With an average construction growth rate of 10.8% between 2011 and 2014, Lithuania’s construction output performed slightly less well than its Estonian counterpart – where an average annual growth rate of 11.4% was recorded – but marginally better than Latvia, where the construction sector expanded by 10.5% year on year during the period.
However, Lithuanian construction output rose by 16.7% in 2014, the third most substantial increase among EU countries. This healthy performance recorded in the country in 2014 followed a robust increase of 11.3% achieved a year before.
In the last few years, the Latvian construction industry has also continued to improve, said PMR, though at a more moderate pace than in 2011/2012. Last year, Latvian construction output grew by about 8% year-on-year, after nearly 7% a year earlier, and a few years with growth rates of at least 12%.
In contrast, Estonian construction output recorded a negative rate of growth in 2014, with a 1.7% reduction, after a 3.2% rate of growth seen in 2013. PMR said it was worth noting that Estonia’s negative result in 2014 largely reflected the very high base effect established between 2011 and 2013, when Estonian construction output rose by 26% year-on-year in 2011 and by almost 18% in 2012.
According to PMR, the key factors which recently contributed to the upsurge in construction activity in the Baltics included an improvement in economic growth, with the GDP growth rate in all three countries exceeding the 2% threshold in 2014. The economy expanded by 3.0% in Lithuania, 2.9% in Estonia and 2.8% in Latvia.
Even more substantial GDP growth rates were recorded a year before – a rise of 3.5% in Lithuania and 3.0% in Latvia.
PMR said the major driver behind the ongoing steady upward trend in construction activity in the Baltics had been the revival of residential construction activity in all three countries.
In Lithuania, the region’s largest country, which is responsible for between 35% and 40% of the construction output in the region every year, the total floor area of new residential buildings for which building permits were granted rose by almost 19% year on year in 2013, following a 24.5% rise in 2012.
In Latvia and Estonia, this indicator improved by 13.3% and 10.7% respectively in 2013.
However, in Latvia the total residential space associated with building permits granted last year was 27% short of the figure recorded in 2013, whereas in Lithuania the contraction was less dramatic at only 7.4%.
PMR said the slowdown primarily reflected the negative external economic shock from developments in Russia.
It added that this year, the residential market in the region was also expected to be overshadowed by the fallout from the economic turbulence in Russia, which constrains residential construction activity, particularly in Latvia.
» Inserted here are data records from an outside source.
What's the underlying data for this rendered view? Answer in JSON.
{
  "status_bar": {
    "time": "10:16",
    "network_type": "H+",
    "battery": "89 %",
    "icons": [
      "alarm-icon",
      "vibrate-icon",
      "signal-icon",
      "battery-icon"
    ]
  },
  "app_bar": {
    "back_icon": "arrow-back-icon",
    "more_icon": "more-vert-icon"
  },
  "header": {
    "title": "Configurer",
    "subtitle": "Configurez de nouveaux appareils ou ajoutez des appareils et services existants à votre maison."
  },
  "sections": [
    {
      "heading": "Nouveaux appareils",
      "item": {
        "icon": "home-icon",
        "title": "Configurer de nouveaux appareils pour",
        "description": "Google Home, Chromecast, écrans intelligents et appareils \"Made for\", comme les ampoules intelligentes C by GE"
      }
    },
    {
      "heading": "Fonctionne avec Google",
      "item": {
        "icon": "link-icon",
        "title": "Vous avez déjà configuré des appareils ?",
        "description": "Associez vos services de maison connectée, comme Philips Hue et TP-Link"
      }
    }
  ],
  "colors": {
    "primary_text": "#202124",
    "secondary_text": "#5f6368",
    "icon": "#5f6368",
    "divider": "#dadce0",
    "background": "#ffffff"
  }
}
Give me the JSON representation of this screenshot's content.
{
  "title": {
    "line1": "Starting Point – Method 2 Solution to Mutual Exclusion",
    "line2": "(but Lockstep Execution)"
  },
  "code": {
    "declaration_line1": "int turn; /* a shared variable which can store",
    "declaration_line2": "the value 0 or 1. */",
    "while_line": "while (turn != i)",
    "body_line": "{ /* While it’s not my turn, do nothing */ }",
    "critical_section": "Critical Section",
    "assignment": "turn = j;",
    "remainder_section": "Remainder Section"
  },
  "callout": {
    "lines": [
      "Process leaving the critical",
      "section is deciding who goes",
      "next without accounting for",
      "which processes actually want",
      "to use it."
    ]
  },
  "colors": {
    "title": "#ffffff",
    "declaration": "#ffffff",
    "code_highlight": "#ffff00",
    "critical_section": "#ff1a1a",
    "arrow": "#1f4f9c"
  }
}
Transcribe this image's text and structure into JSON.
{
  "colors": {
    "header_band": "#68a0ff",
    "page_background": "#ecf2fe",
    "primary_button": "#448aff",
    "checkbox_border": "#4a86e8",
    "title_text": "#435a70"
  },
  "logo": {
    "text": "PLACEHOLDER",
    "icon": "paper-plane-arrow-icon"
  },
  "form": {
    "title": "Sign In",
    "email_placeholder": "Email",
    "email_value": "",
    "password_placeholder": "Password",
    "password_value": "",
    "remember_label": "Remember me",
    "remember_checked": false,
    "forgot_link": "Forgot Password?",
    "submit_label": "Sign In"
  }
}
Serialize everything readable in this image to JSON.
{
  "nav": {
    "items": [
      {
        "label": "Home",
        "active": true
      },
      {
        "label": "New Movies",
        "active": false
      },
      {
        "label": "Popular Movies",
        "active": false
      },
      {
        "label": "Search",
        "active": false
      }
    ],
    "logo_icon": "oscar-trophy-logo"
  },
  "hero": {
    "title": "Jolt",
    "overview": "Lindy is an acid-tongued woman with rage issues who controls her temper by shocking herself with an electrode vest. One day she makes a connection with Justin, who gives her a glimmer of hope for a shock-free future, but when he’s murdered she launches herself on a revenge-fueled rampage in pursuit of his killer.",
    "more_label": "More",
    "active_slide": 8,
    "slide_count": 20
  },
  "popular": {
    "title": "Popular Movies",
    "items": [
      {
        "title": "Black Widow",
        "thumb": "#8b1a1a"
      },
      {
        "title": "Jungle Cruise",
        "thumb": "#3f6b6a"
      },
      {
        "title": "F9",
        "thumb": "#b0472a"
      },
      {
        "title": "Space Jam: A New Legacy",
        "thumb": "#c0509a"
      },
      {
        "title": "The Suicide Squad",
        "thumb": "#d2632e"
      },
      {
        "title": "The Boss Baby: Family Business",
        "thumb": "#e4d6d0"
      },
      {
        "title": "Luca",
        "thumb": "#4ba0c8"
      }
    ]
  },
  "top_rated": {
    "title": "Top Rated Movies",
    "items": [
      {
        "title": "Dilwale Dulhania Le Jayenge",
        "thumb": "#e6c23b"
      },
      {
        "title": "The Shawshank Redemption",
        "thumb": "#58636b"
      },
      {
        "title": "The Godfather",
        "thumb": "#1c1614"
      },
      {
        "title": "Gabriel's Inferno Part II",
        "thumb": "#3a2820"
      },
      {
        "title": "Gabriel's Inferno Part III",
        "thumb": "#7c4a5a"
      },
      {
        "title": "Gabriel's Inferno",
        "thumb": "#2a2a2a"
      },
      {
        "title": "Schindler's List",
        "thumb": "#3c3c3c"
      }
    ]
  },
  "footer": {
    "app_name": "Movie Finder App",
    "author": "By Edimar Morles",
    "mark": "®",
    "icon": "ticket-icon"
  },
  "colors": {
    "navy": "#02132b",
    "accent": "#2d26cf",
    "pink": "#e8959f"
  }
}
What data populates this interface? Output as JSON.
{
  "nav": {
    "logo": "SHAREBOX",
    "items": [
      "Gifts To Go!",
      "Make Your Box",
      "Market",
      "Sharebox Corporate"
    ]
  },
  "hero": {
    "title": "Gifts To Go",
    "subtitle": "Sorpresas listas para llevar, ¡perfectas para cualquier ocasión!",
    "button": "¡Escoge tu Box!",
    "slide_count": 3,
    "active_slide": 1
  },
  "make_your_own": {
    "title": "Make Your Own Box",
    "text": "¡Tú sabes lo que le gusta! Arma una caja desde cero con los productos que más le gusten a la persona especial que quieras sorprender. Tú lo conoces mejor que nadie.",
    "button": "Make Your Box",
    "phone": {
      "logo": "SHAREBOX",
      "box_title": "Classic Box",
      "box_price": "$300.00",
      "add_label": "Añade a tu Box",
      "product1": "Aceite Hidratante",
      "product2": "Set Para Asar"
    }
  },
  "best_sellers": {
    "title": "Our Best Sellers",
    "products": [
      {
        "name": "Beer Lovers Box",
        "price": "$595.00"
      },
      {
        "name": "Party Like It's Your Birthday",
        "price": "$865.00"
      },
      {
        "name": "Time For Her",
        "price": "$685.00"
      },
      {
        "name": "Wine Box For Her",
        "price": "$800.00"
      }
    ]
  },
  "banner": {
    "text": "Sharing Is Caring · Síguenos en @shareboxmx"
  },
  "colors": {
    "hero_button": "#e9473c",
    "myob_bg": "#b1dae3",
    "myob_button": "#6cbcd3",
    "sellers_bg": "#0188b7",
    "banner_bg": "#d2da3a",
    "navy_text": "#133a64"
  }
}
In contrast, Estonian residential construction has been less vulnerable to the economic turmoil in Russia. The floor area of new residential buildings for which building permits were granted in Estonia last year was 16.4% more than the 2013 result and almost 29% higher than the figure recorded in 2012.